Sparkassen-Haftungs GmbH


For details on the procedures applying to payout events, see the websites of the relevant deposit guarantee scheme.

Supervision of deposit guarantee schemes

  • Under the Deposit Guarantee Schemes and Investor Compensation Act (ESAEG), the Austrian Financial Market Authority (FMA) and the Oesterreichische Nationalbank (OeNB) have become responsible for the supervision of Austrian deposit guarantee schemes. Deposit guarantee schemes are obliged to use risk-based models to calculate the required member contributions. To prepare its expert assessments, the OeNB reviews deposit guarantee schemes’ compliance with ESAEG provisions and analyzes their development on a regular basis (at least at annual intervals). Another major task of the OeNB is to continuously monitor deposit guarantee schemes’ compliance with the provisions governing the investment of fund contributions.
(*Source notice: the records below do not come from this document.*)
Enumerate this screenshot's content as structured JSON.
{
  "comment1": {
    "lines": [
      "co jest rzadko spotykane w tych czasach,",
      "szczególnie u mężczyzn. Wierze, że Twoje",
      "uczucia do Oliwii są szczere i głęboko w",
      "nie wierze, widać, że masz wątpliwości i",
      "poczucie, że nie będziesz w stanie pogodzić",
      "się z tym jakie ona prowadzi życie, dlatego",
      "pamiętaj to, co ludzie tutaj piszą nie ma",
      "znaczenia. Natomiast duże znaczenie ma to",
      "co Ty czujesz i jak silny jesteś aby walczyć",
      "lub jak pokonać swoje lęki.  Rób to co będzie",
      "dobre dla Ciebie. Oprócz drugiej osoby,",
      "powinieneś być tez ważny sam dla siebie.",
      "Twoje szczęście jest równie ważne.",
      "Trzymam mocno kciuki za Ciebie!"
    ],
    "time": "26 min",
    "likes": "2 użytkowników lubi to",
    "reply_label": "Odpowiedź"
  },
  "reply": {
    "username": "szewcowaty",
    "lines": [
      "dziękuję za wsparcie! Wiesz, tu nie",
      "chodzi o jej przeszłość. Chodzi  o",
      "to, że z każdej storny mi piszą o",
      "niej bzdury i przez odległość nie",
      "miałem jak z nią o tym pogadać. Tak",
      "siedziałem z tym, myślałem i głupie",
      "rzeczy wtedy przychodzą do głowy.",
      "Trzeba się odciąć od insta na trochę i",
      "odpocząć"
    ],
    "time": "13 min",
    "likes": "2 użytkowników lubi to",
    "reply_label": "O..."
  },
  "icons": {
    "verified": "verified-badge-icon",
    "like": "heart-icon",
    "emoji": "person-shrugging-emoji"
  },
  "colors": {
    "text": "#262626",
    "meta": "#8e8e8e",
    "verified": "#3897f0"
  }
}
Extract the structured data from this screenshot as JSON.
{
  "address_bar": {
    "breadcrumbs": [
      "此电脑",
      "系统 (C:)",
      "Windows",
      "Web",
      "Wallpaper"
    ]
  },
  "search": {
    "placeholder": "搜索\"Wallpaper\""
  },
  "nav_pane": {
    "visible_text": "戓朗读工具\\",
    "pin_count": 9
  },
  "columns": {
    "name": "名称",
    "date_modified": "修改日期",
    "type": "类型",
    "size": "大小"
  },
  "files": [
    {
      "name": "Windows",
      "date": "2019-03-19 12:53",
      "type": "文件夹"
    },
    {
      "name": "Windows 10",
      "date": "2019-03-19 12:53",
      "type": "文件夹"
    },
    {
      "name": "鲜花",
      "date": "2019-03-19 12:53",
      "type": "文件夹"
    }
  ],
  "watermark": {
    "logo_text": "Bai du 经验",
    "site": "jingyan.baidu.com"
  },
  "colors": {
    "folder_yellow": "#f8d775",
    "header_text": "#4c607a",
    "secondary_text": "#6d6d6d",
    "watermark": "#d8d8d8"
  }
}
    The legal framework also provides for on-site inspections of deposit guarantee schemes. In line with the legal provisions, all deposit guarantee schemes are responsible for establishing structures and processes, above all with a view to ensuring adequate process and risk management for potential payout events, calculating covered and eligible deposits, administering the deposit insurance fund and collecting member contributions to the fund. On-site inspections serve to evaluate whether the organizational framework established by a deposit guarantee scheme is adequate and whether the implemented systems, processes and procedures are able to ensure the timely reimbursement of all depositors in a payout event.
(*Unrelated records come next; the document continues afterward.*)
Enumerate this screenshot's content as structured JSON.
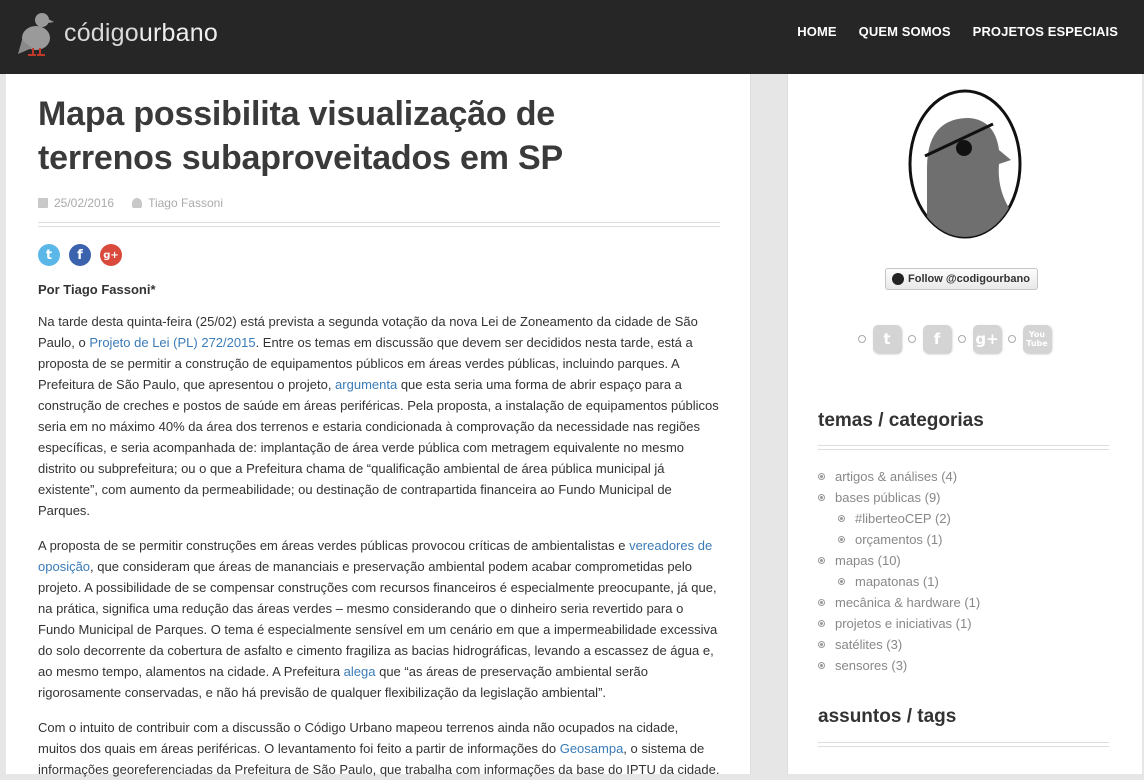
{
  "header": {
    "logo_part1": "código",
    "logo_part2": "urbano",
    "nav": [
      "HOME",
      "QUEM SOMOS",
      "PROJETOS ESPECIAIS"
    ]
  },
  "article": {
    "title_line1": "Mapa possibilita visualização de",
    "title_line2": "terrenos subaproveitados em SP",
    "date": "25/02/2016",
    "author": "Tiago Fassoni",
    "byline": "Por Tiago Fassoni*",
    "p1": {
      "t1": "Na tarde desta quinta-feira (25/02) está prevista a segunda votação da nova Lei de Zoneamento da cidade de São Paulo, o ",
      "link1": "Projeto de Lei (PL) 272/2015",
      "t2": ". Entre os temas em discussão que devem ser decididos nesta tarde, está a proposta de se permitir a construção de equipamentos públicos em áreas verdes públicas, incluindo parques. A Prefeitura de São Paulo, que apresentou o projeto, ",
      "link2": "argumenta",
      "t3": " que esta seria uma forma de abrir espaço para a construção de creches e postos de saúde em áreas periféricas. Pela proposta, a instalação de equipamentos públicos seria em no máximo 40% da área dos terrenos e estaria condicionada à comprovação da necessidade nas regiões específicas, e seria acompanhada de: implantação de área verde pública com metragem equivalente no mesmo distrito ou subprefeitura; ou o que a Prefeitura chama de “qualificação ambiental de área pública municipal já existente”, com aumento da permeabilidade; ou destinação de contrapartida financeira ao Fundo Municipal de Parques."
    },
    "p2": {
      "t1": "A proposta de se permitir construções em áreas verdes públicas provocou críticas de ambientalistas e ",
      "link1": "vereadores de oposição",
      "t2": ", que consideram que áreas de mananciais e preservação ambiental podem acabar comprometidas pelo projeto. A possibilidade de se compensar construções com recursos financeiros é especialmente preocupante, já que, na prática, significa uma redução das áreas verdes – mesmo considerando que o dinheiro seria revertido para o Fundo Municipal de Parques. O tema é especialmente sensível em um cenário em que a impermeabilidade excessiva do solo decorrente da cobertura de asfalto e cimento fragiliza as bacias hidrográficas, levando a escassez de água e, ao mesmo tempo, alamentos na cidade. A Prefeitura ",
      "link2": "alega",
      "t3": " que “as áreas de preservação ambiental serão rigorosamente conservadas, e não há previsão de qualquer flexibilização da legislação ambiental”."
    },
    "p3": {
      "t1": "Com o intuito de contribuir com a discussão o Código Urbano mapeou terrenos ainda não ocupados na cidade, muitos dos quais em áreas periféricas. O levantamento foi feito a partir de informações do ",
      "link1": "Geosampa",
      "t2": ", o sistema de informações georeferenciadas da Prefeitura de São Paulo, que trabalha com informações da base do IPTU da cidade."
    }
  },
  "sidebar": {
    "follow_label": "Follow @codigourbano",
    "social_icons": [
      "twitter-icon",
      "facebook-icon",
      "google-plus-icon",
      "youtube-icon"
    ],
    "widget1_title": "temas / categorias",
    "categories": [
      {
        "label": "artigos & análises (4)",
        "level": 0
      },
      {
        "label": "bases públicas (9)",
        "level": 0
      },
      {
        "label": "#liberteoCEP (2)",
        "level": 1
      },
      {
        "label": "orçamentos (1)",
        "level": 1
      },
      {
        "label": "mapas (10)",
        "level": 0
      },
      {
        "label": "mapatonas (1)",
        "level": 1
      },
      {
        "label": "mecânica & hardware (1)",
        "level": 0
      },
      {
        "label": "projetos e iniciativas (1)",
        "level": 0
      },
      {
        "label": "satélites (3)",
        "level": 0
      },
      {
        "label": "sensores (3)",
        "level": 0
      }
    ],
    "widget2_title": "assuntos / tags"
  }
}
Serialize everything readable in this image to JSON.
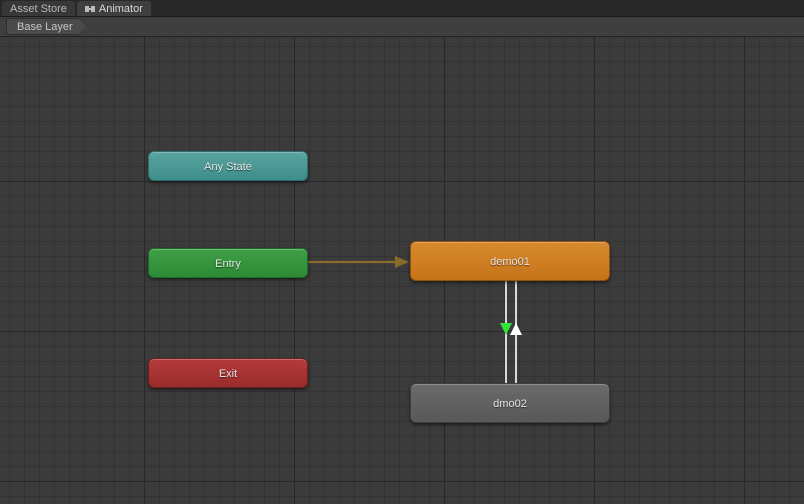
{
  "tabs": {
    "asset_store": "Asset Store",
    "animator": "Animator"
  },
  "layer": {
    "base": "Base Layer"
  },
  "nodes": {
    "any_state": "Any State",
    "entry": "Entry",
    "exit": "Exit",
    "demo01": "demo01",
    "dmo02": "dmo02"
  }
}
Building a European deposit insurance scheme

  • Establishing a European deposit insurance scheme as the third pillar of banking union requires the harmonization of the existing national deposit guarantee schemes. A step in this direction was the adoption of the Deposit Guarantee Scheme Directive (DGSD), which ensures that, throughout the EU, deposits are protected up to a harmonized coverage level of EUR 100,000 per depositor and per bank. Moreover, the DGSD requires banks to make ex ante (rather than ex post) contributions to deposit guarantee schemes and to pay out deposits to depositors within a period of 7 (rather than 20) working days. The DGSD was implemented in Austrian law with the Deposit Guarantee Schemes and Investor Compensation Act (ESAEG).
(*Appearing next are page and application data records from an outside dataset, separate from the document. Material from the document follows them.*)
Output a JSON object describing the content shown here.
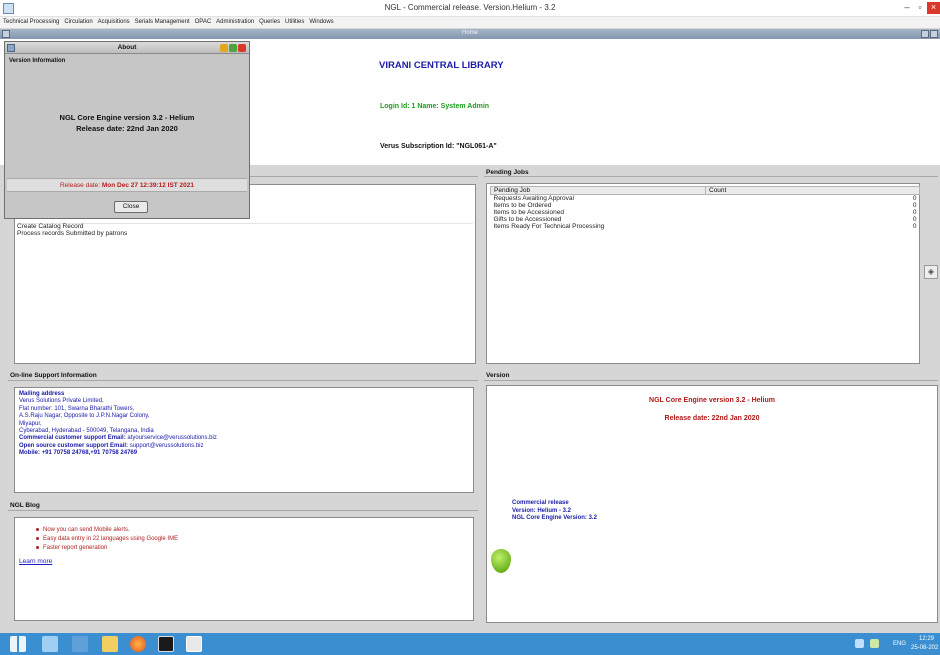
{
  "window": {
    "title": "NGL - Commercial release. Version.Helium - 3.2",
    "minimize_symbol": "–",
    "maximize_symbol": "▫",
    "close_symbol": "×"
  },
  "menu": [
    "Technical Processing",
    "Circulation",
    "Acquisitions",
    "Serials Management",
    "OPAC",
    "Administration",
    "Queries",
    "Utilities",
    "Windows"
  ],
  "frame": {
    "title": "Home"
  },
  "header": {
    "library": "VIRANI CENTRAL LIBRARY",
    "login": "Login Id: 1    Name: System Admin",
    "subscription": "Verus Subscription Id: \"NGL061-A\""
  },
  "left_tasks": {
    "items": [
      "Create Catalog Record",
      "Process records Submitted by patrons"
    ]
  },
  "pending": {
    "label": "Pending Jobs",
    "columns": [
      "Pending Job",
      "Count"
    ],
    "rows": [
      {
        "job": "Requests Awaiting Approval",
        "count": "0"
      },
      {
        "job": "Items to be Ordered",
        "count": "0"
      },
      {
        "job": "Items to be Accessioned",
        "count": "0"
      },
      {
        "job": "Gifts to be Accessioned",
        "count": "0"
      },
      {
        "job": "Items Ready For Technical Processing",
        "count": "0"
      }
    ]
  },
  "support": {
    "label": "On-line Support Information",
    "heading": "Mailing address",
    "lines": [
      "Verus Solutions Private Limited,",
      "Flat number: 101, Swarna Bharathi Towers,",
      "A.S.Raju Nagar, Opposite to J.P.N.Nagar Colony,",
      "Miyapur,",
      "Cyberabad, Hyderabad - 500049, Telangana, India"
    ],
    "commercial_label": "Commercial customer support Email:",
    "commercial_email": "atyourservice@verussolutions.biz",
    "open_label": "Open source customer support Email:",
    "open_email": "support@verussolutions.biz",
    "mobile": "Mobile: +91 70758 24768,+91 70758 24769"
  },
  "blog": {
    "label": "NGL Blog",
    "items": [
      "Now you can send Mobile alerts.",
      "Easy data entry in 22 languages using Google IME",
      "Faster report generation"
    ],
    "link": "Learn more"
  },
  "version_panel": {
    "label": "Version",
    "engine": "NGL Core Engine version 3.2 - Helium",
    "release": "Release date: 22nd Jan 2020",
    "info": [
      "Commercial release",
      "Version: Helium - 3.2",
      "NGL Core Engine Version: 3.2"
    ]
  },
  "about": {
    "title": "About",
    "section": "Version Information",
    "engine": "NGL Core Engine version 3.2 - Helium",
    "release": "Release date: 22nd Jan 2020",
    "release_label": "Release date:",
    "release_value": "Mon Dec 27 12:39:12 IST 2021",
    "close": "Close"
  },
  "taskbar": {
    "lang": "ENG",
    "time": "12:29",
    "date": "25-08-202"
  },
  "colors": {
    "accent_blue": "#1c1ca8",
    "green": "#1d9c1d",
    "red": "#b51c1c",
    "taskbar": "#3b8fd0"
  },
  "icons": [
    "app-icon",
    "frame-icon",
    "restore-icon",
    "side-arrow-icon",
    "leaf-icon",
    "windows-start-icon",
    "file-explorer-icon",
    "tools-icon",
    "folder-icon",
    "firefox-icon",
    "terminal-icon",
    "java-icon",
    "tray-network-icon",
    "tray-volume-icon"
  ]
}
    In November 2015, the European Commission published a proposal for a regulation to establish a European deposit insurance scheme (EDIS), which was reinforced in October 2017 with a Commission Communication containing adjustments. EDIS will build on the national deposit guarantee schemes as harmonized under the DGSD and provide full insurance by 2024 at the latest. The new scheme is scheduled to be introduced in stages. At the initial stage, EDIS will only provide limited reinsurance, but it will move gradually to co-insurance during the second stage. A Council working group focused on analyzing various models of liquidity provision at the reinsurance stage.  The common deposit insurance fund (DIF), which is to be managed under the auspices of the Single Resolution Board (SRB), is to be built up gradually through contributions by banks until the target level of EUR 43 billion is reached in 2024. By covering deposits up to EUR 100,000 per depositor and per bank, EDIS will ensure that the level of depositor protection remains unchanged.